There is a growing consensus that hydrogen-based fuels will ultimately be the shipping fuels of the future, but clear and comprehensive regulation is essential, according to Jose Maria Larocca, Executive Director and Co-Head of Oil Trading for Trafigura.
Ammonia has a number of properties that require "further investigation," according to Wartsila. "It ignites and burns poorly compared to other fuels and is toxic and corrosive, making safe handling and storage important. Burning ammonia could also lead to higher NOx emissions unless controlled either by aftertreatment or by optimising the combustion process," it notes.
Trafigura has co-sponsored the R&D of MAN Energy Solutions’ ammonia-fuelled engine for maritime vessels, has performed in-depth studies of transport fuels with reduced greenhouse gas emissions, and has published a white paper on the need for a global carbon levy for shipping fuels to be introduced by International Maritime Organization.
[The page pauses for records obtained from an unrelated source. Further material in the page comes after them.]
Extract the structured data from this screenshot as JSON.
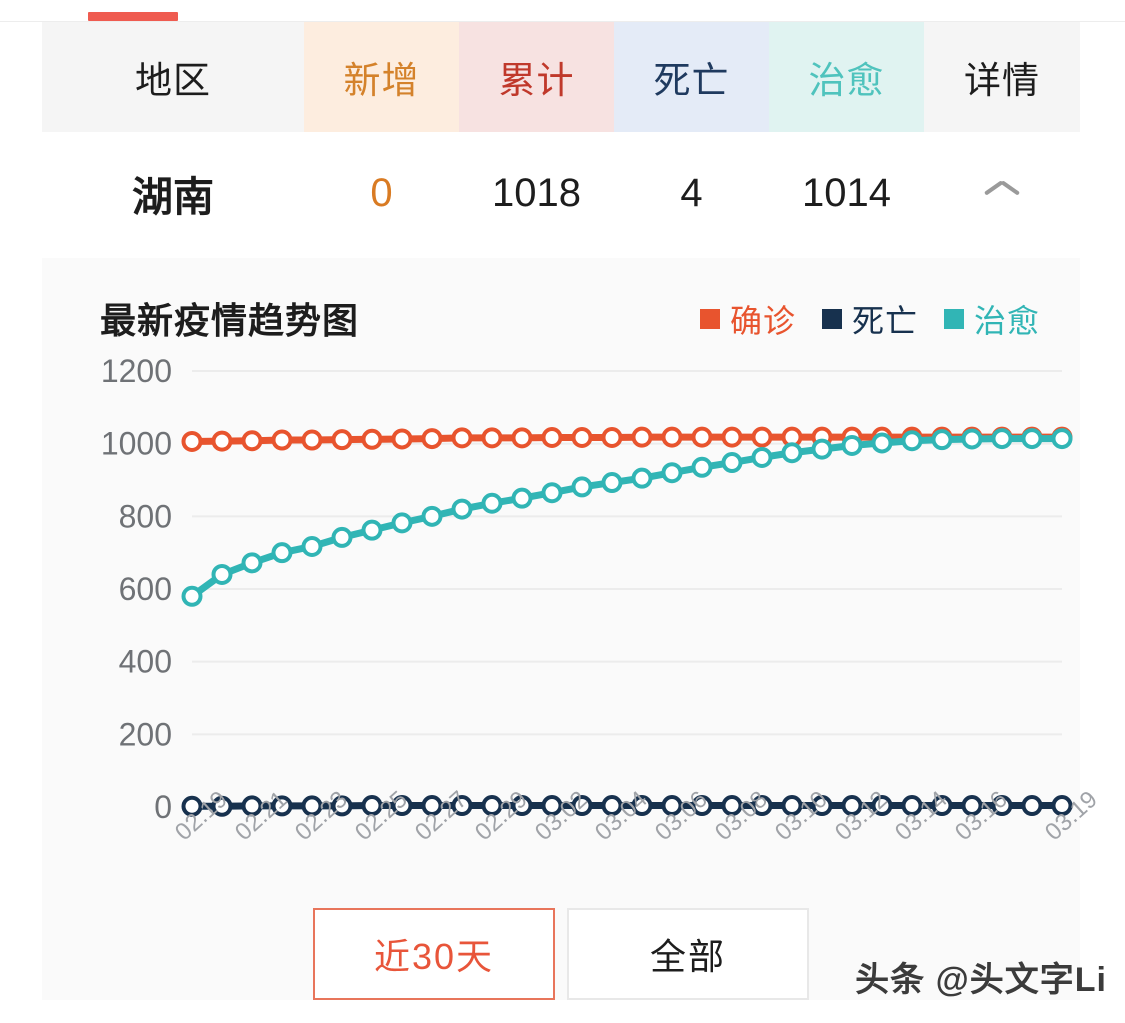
{
  "tab": {
    "indicator_color": "#ef5b50"
  },
  "table": {
    "headers": [
      {
        "label": "地区",
        "name": "region"
      },
      {
        "label": "新增",
        "name": "new"
      },
      {
        "label": "累计",
        "name": "total"
      },
      {
        "label": "死亡",
        "name": "death"
      },
      {
        "label": "治愈",
        "name": "cured"
      },
      {
        "label": "详情",
        "name": "detail"
      }
    ],
    "row": {
      "region": "湖南",
      "new": "0",
      "total": "1018",
      "death": "4",
      "cured": "1014",
      "detail_icon": "chevron-up-icon"
    }
  },
  "chart_card": {
    "title": "最新疫情趋势图",
    "legend": [
      {
        "label": "确诊",
        "color": "#e8542e"
      },
      {
        "label": "死亡",
        "color": "#17314e"
      },
      {
        "label": "治愈",
        "color": "#31b5b5"
      }
    ],
    "buttons": [
      {
        "label": "近30天",
        "active": true
      },
      {
        "label": "全部",
        "active": false
      }
    ]
  },
  "watermark": "头条 @头文字Li",
  "chart_data": {
    "type": "line",
    "title": "最新疫情趋势图",
    "xlabel": "",
    "ylabel": "",
    "ylim": [
      0,
      1200
    ],
    "yticks": [
      0,
      200,
      400,
      600,
      800,
      1000,
      1200
    ],
    "grid": true,
    "legend_position": "top-right",
    "x": [
      "02.19",
      "02.20",
      "02.21",
      "02.22",
      "02.23",
      "02.24",
      "02.25",
      "02.26",
      "02.27",
      "02.28",
      "02.29",
      "03.01",
      "03.02",
      "03.03",
      "03.04",
      "03.05",
      "03.06",
      "03.07",
      "03.08",
      "03.09",
      "03.10",
      "03.11",
      "03.12",
      "03.13",
      "03.14",
      "03.15",
      "03.16",
      "03.17",
      "03.18",
      "03.19"
    ],
    "xtick_labels": [
      "02.19",
      "02.21",
      "02.23",
      "02.25",
      "02.27",
      "02.29",
      "03.02",
      "03.04",
      "03.06",
      "03.08",
      "03.10",
      "03.12",
      "03.14",
      "03.16",
      "03.19"
    ],
    "series": [
      {
        "name": "确诊",
        "color": "#e8542e",
        "values": [
          1006,
          1007,
          1008,
          1010,
          1010,
          1011,
          1012,
          1013,
          1014,
          1016,
          1016,
          1016,
          1017,
          1017,
          1017,
          1018,
          1018,
          1018,
          1018,
          1018,
          1018,
          1018,
          1018,
          1018,
          1018,
          1018,
          1018,
          1018,
          1018,
          1018
        ]
      },
      {
        "name": "死亡",
        "color": "#17314e",
        "values": [
          2,
          2,
          3,
          3,
          3,
          3,
          4,
          4,
          4,
          4,
          4,
          4,
          4,
          4,
          4,
          4,
          4,
          4,
          4,
          4,
          4,
          4,
          4,
          4,
          4,
          4,
          4,
          4,
          4,
          4
        ]
      },
      {
        "name": "治愈",
        "color": "#31b5b5",
        "values": [
          580,
          640,
          672,
          700,
          717,
          742,
          762,
          782,
          800,
          820,
          836,
          850,
          865,
          881,
          893,
          905,
          920,
          935,
          948,
          962,
          975,
          985,
          995,
          1002,
          1008,
          1011,
          1013,
          1014,
          1014,
          1014
        ]
      }
    ]
  }
}
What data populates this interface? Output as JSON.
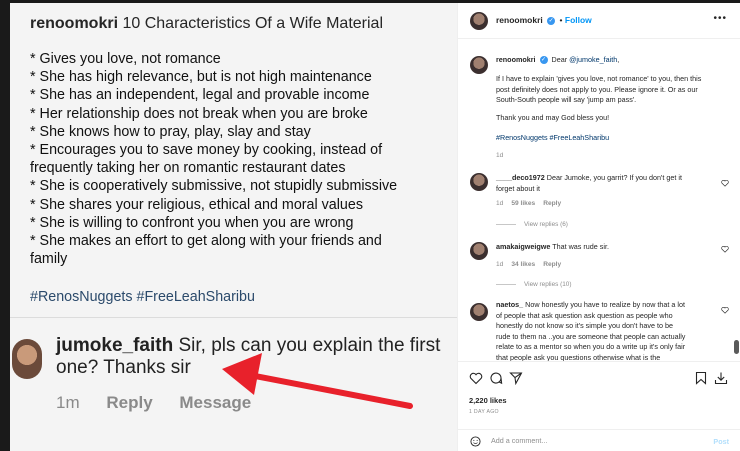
{
  "post_image": {
    "header_handle": "renoomokri",
    "header_title": "10 Characteristics Of a Wife Material",
    "items": [
      "* Gives you love, not romance",
      "* She has high relevance, but is not high maintenance",
      "* She has an independent, legal and provable income",
      "* Her relationship does not break when you are broke",
      "* She knows how to pray, play, slay and stay",
      "* Encourages you to save money by cooking, instead of",
      "frequently taking her on romantic restaurant dates",
      "* She is cooperatively submissive, not stupidly submissive",
      "* She shares your religious, ethical and moral values",
      "* She is willing to confront you when you are wrong",
      "* She makes an effort to get along with your friends and",
      "family"
    ],
    "tags": "#RenosNuggets #FreeLeahSharibu",
    "reply": {
      "handle": "jumoke_faith",
      "text_line1": "Sir, pls can you explain the first",
      "text_line2": "one? Thanks sir",
      "time": "1m",
      "reply_label": "Reply",
      "message_label": "Message"
    },
    "arrow_color": "#e8212b"
  },
  "panel": {
    "header": {
      "username": "renoomokri",
      "separator": "•",
      "follow_label": "Follow",
      "more_icon": "more-horizontal-icon"
    },
    "caption": {
      "username": "renoomokri",
      "intro": "Dear",
      "mention": "@jumoke_faith",
      "intro_end": ",",
      "paragraph1_lines": [
        "If I have to explain 'gives you love, not romance' to you, then this",
        "post definitely does not apply to you. Please ignore it. Or as our",
        "South-South people will say 'jump am pass'."
      ],
      "paragraph2": "Thank you and may God bless you!",
      "hashtags": "#RenosNuggets #FreeLeahSharibu",
      "time": "1d"
    },
    "comments": [
      {
        "username": "____deco1972",
        "text_line1": "Dear Jumoke, you garrit? If you don't get it",
        "text_line2": "forget about it",
        "time": "1d",
        "likes": "59 likes",
        "reply_label": "Reply",
        "view_replies": "View replies (6)"
      },
      {
        "username": "amakaigweigwe",
        "text_line1": "That was rude sir.",
        "time": "1d",
        "likes": "34 likes",
        "reply_label": "Reply",
        "view_replies": "View replies (10)"
      },
      {
        "username": "naetos_",
        "text_lines": [
          "Now honestly you have to realize by now that a lot",
          "of people that ask question ask question as people who",
          "honestly do not know so it's simple you don't have to be",
          "rude to them na ..you are someone that people can actually",
          "relate to as a mentor so when you do a write up it's only fair",
          "that people ask you questions otherwise what is the"
        ]
      }
    ],
    "likes_count": "2,220 likes",
    "age": "1 DAY AGO",
    "add_comment_placeholder": "Add a comment...",
    "post_label": "Post",
    "colors": {
      "link": "#00376b",
      "follow": "#0095f6",
      "post_disabled": "#b2dffc",
      "muted": "#8e8e8e"
    }
  }
}
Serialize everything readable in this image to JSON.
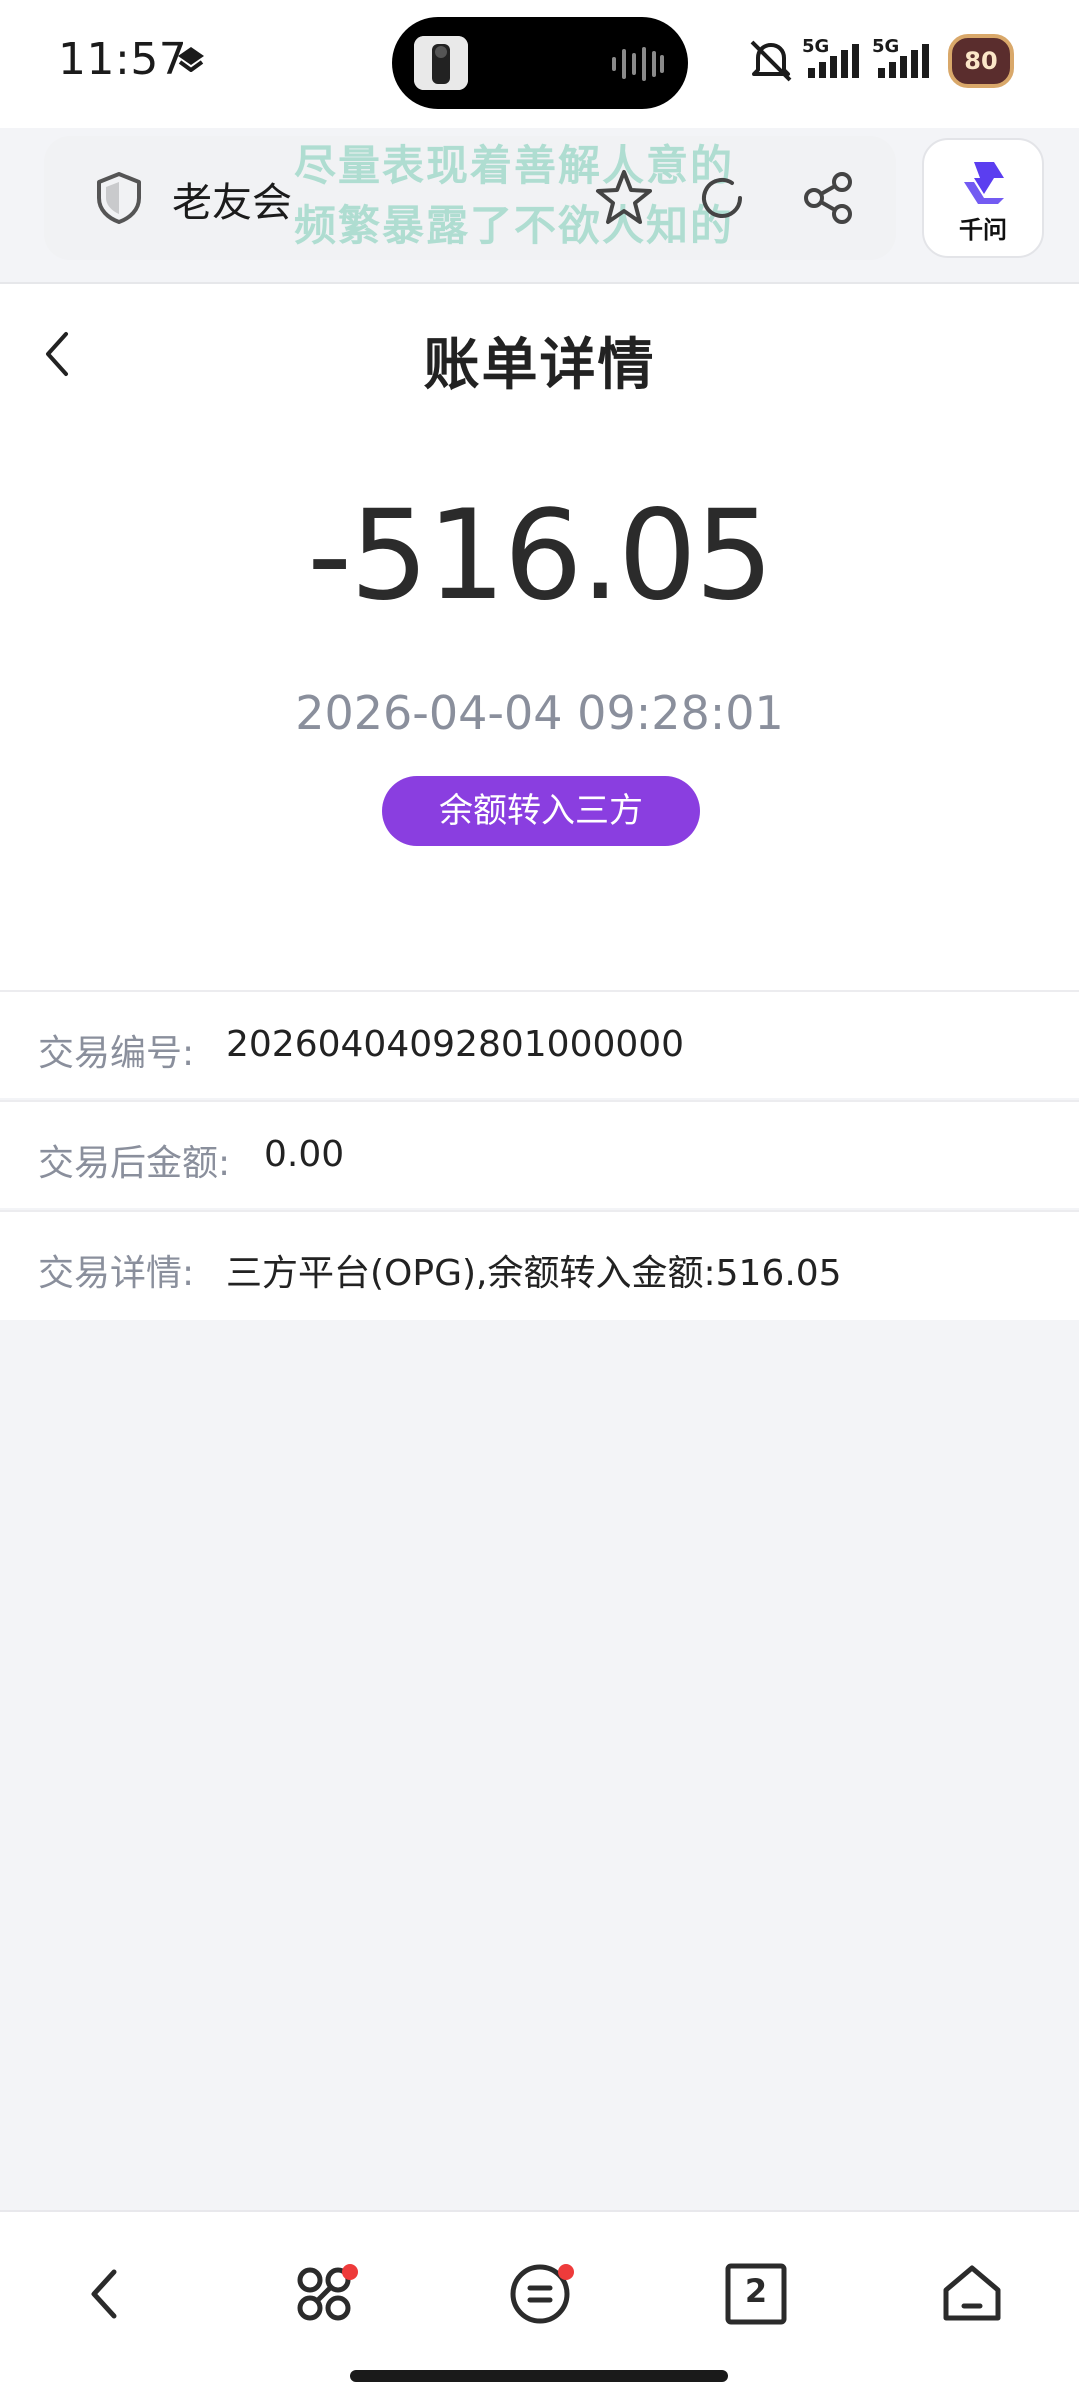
{
  "status_bar": {
    "time": "11:57",
    "net1": "5G",
    "net2": "5G",
    "battery": "80"
  },
  "browser": {
    "site_title": "老友会",
    "watermark_line1": "尽量表现着善解人意的",
    "watermark_line2": "频繁暴露了不欲人知的",
    "assistant_label": "千问",
    "tab_count": "2"
  },
  "header": {
    "title": "账单详情"
  },
  "bill": {
    "amount": "-516.05",
    "datetime": "2026-04-04 09:28:01",
    "type_badge": "余额转入三方"
  },
  "details": [
    {
      "label": "交易编号:",
      "value": "20260404092801000000"
    },
    {
      "label": "交易后金额:",
      "value": "0.00"
    },
    {
      "label": "交易详情:",
      "value": "三方平台(OPG),余额转入金额:516.05"
    }
  ],
  "colors": {
    "accent": "#8a3ee0",
    "background": "#f3f4f7",
    "badge_dot": "#ee3b3b"
  },
  "icons": {
    "back": "chevron-left-icon",
    "shield": "shield-icon",
    "star": "star-icon",
    "refresh": "refresh-icon",
    "share": "share-icon",
    "nav": [
      "back-arrow-icon",
      "ai-flower-icon",
      "menu-circle-icon",
      "tabs-icon",
      "home-icon"
    ]
  }
}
Oslo-based Yara produces roughly 8.5 million tonnes of ammonia annually and employs a fleet of 11 ammonia carriers, including 5 fully owned ships, and owns 18 marine ammonia terminals with 580 kt of storage capacity – enabling it to produce and deliver ammonia across the globe.
It recently established a new clean ammonia unit to capture growth opportunities in emission-free fuel for shipping and power, carbon-free fertilizer and ammonia for industrial applications.